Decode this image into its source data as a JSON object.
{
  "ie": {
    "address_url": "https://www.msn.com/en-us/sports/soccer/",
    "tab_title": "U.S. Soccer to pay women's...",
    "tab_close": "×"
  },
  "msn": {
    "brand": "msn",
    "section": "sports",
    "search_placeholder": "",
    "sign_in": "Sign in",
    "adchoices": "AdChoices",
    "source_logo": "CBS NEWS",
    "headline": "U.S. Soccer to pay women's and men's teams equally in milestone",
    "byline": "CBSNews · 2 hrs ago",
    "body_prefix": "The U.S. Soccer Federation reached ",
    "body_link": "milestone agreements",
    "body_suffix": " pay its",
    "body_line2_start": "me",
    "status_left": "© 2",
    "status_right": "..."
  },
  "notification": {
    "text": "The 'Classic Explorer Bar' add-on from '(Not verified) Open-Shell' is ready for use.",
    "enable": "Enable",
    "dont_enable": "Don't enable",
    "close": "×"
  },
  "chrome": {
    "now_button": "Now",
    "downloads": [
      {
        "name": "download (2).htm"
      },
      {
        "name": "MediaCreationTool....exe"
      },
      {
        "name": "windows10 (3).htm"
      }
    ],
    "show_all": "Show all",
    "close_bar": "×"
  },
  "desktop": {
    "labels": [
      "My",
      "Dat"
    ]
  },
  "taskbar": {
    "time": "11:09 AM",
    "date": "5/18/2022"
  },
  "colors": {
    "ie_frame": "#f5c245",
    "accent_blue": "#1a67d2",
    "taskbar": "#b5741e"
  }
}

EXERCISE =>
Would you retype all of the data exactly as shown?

EXERCISE OUTPUT =>
Decode this image into its source data as a JSON object.
{
  "ie": {
    "address_url": "https://www.msn.com/en-us/sports/soccer/",
    "tab_title": "U.S. Soccer to pay women's...",
    "tab_close": "×"
  },
  "msn": {
    "brand": "msn",
    "section": "sports",
    "search_placeholder": "",
    "sign_in": "Sign in",
    "adchoices": "AdChoices",
    "source_logo": "CBS NEWS",
    "headline": "U.S. Soccer to pay women's and men's teams equally in milestone",
    "byline": "CBSNews · 2 hrs ago",
    "body_prefix": "The U.S. Soccer Federation reached ",
    "body_link": "milestone agreements",
    "body_suffix": " pay its",
    "body_line2_start": "me",
    "status_left": "© 2",
    "status_right": "..."
  },
  "notification": {
    "text": "The 'Classic Explorer Bar' add-on from '(Not verified) Open-Shell' is ready for use.",
    "enable": "Enable",
    "dont_enable": "Don't enable",
    "close": "×"
  },
  "chrome": {
    "now_button": "Now",
    "downloads": [
      {
        "name": "download (2).htm"
      },
      {
        "name": "MediaCreationTool....exe"
      },
      {
        "name": "windows10 (3).htm"
      }
    ],
    "show_all": "Show all",
    "close_bar": "×"
  },
  "desktop": {
    "labels": [
      "My",
      "Dat"
    ]
  },
  "taskbar": {
    "time": "11:09 AM",
    "date": "5/18/2022"
  },
  "colors": {
    "ie_frame": "#f5c245",
    "accent_blue": "#1a67d2",
    "taskbar": "#b5741e"
  }
}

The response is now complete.